Search the records for the string "this" and copy every line in which it appears.

# # #

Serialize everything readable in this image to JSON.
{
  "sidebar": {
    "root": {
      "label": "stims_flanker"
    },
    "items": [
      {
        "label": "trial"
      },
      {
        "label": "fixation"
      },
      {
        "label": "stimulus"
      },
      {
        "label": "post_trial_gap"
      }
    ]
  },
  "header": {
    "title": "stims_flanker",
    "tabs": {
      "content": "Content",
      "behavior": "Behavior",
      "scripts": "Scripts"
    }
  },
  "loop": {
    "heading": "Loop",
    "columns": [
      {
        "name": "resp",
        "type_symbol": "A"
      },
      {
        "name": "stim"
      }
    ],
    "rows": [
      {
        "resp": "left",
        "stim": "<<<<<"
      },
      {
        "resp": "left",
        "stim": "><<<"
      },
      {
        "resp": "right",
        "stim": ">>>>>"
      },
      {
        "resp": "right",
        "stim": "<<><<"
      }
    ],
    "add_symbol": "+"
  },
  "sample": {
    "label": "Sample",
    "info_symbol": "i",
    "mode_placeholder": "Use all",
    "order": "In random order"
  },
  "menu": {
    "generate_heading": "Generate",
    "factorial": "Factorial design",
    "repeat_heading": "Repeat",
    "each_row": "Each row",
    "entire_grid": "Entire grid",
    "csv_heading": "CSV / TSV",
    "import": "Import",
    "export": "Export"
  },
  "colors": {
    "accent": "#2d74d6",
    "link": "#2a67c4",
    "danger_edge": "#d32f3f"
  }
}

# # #

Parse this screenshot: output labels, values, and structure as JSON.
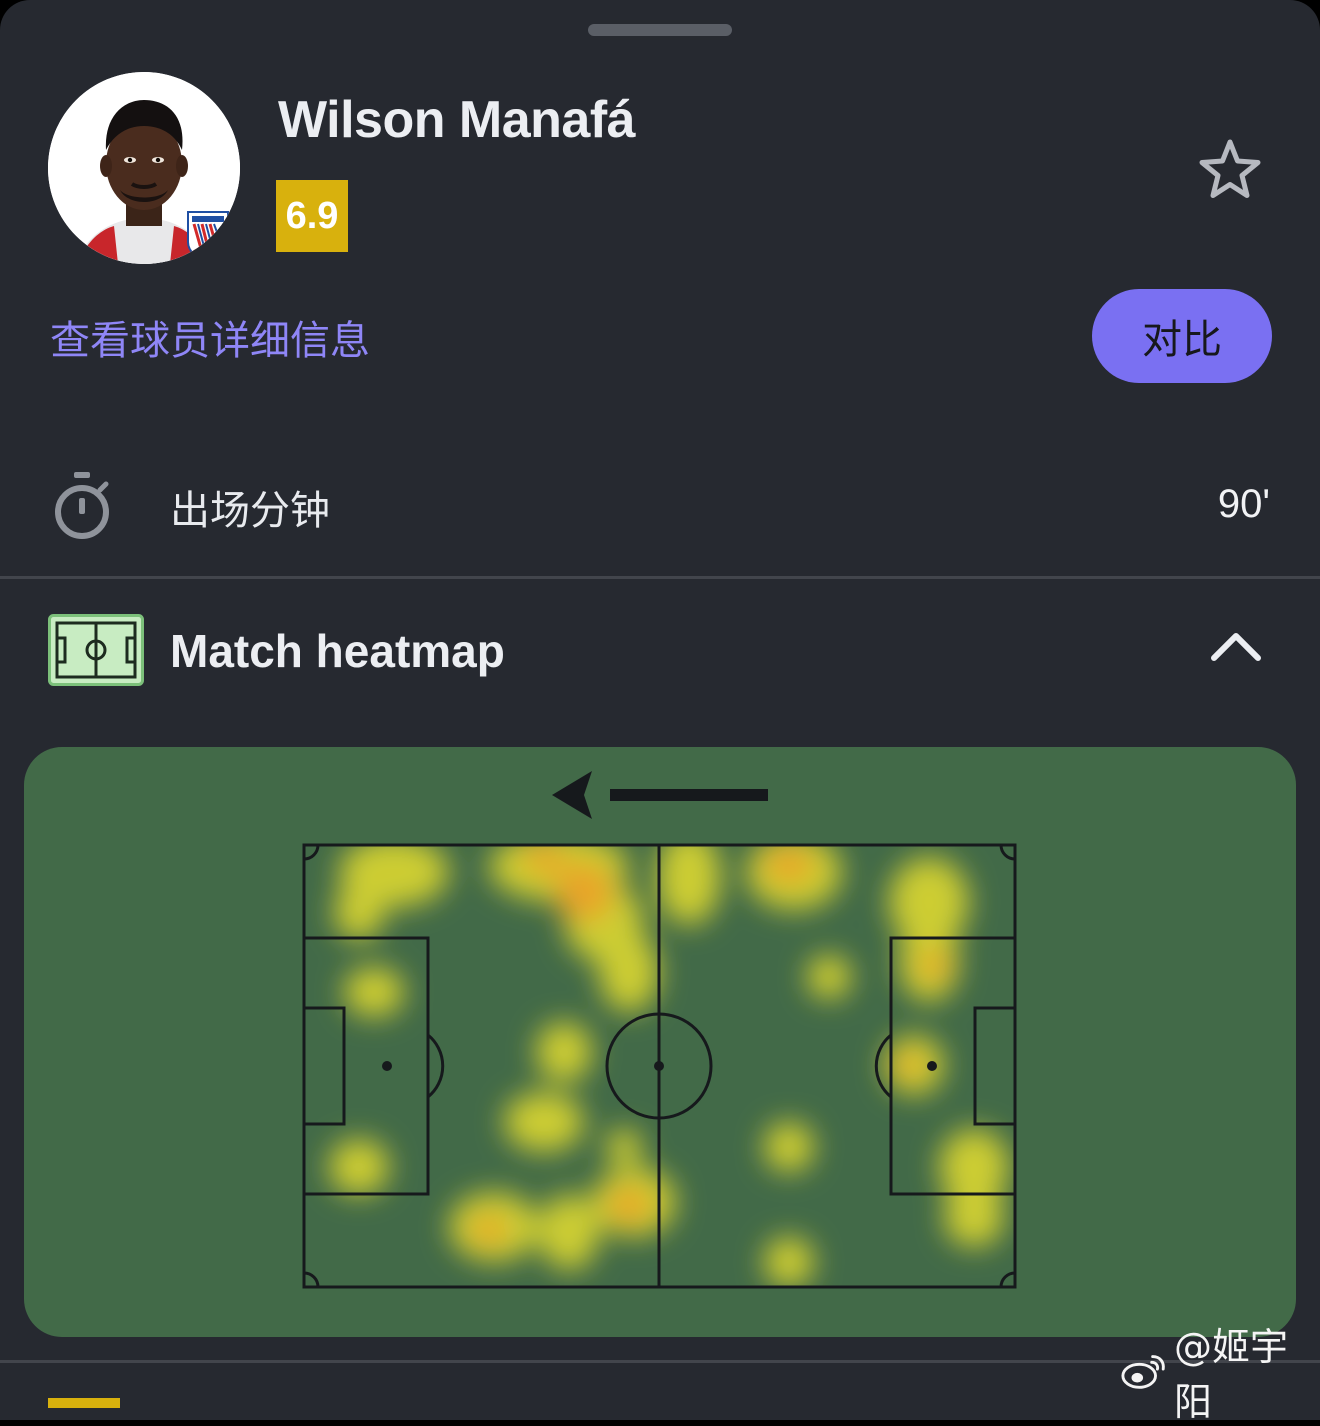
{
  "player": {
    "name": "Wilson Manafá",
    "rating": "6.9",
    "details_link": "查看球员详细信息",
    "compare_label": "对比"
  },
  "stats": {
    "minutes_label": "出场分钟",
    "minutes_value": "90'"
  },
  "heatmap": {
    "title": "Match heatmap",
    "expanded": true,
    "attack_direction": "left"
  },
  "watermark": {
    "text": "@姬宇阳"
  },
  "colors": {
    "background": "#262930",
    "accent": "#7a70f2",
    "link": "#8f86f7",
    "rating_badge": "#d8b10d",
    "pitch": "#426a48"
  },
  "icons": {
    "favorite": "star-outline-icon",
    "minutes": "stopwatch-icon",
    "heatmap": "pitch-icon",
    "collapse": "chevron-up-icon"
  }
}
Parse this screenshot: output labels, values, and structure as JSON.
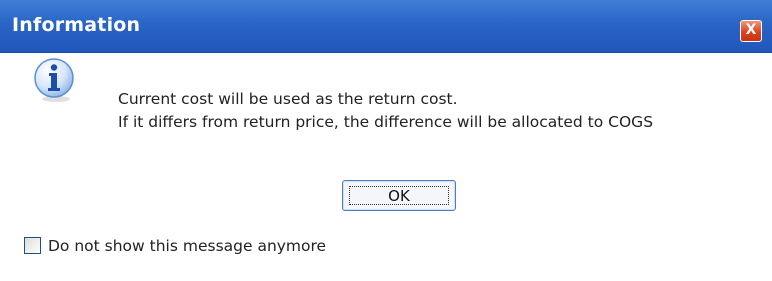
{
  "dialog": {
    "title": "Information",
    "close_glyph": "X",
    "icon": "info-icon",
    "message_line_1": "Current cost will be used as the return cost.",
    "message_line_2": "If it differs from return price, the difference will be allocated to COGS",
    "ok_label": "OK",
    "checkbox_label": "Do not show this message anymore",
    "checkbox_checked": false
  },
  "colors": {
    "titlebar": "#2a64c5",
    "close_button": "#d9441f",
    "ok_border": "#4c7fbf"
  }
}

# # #

**ANSWER SECTION**
Serialize everything readable in this image to JSON.
Parse this screenshot: output labels, values, and structure as JSON.
Parse this screenshot: output labels, values, and structure as JSON.
    "checkbox_label": "Do not show this message anymore",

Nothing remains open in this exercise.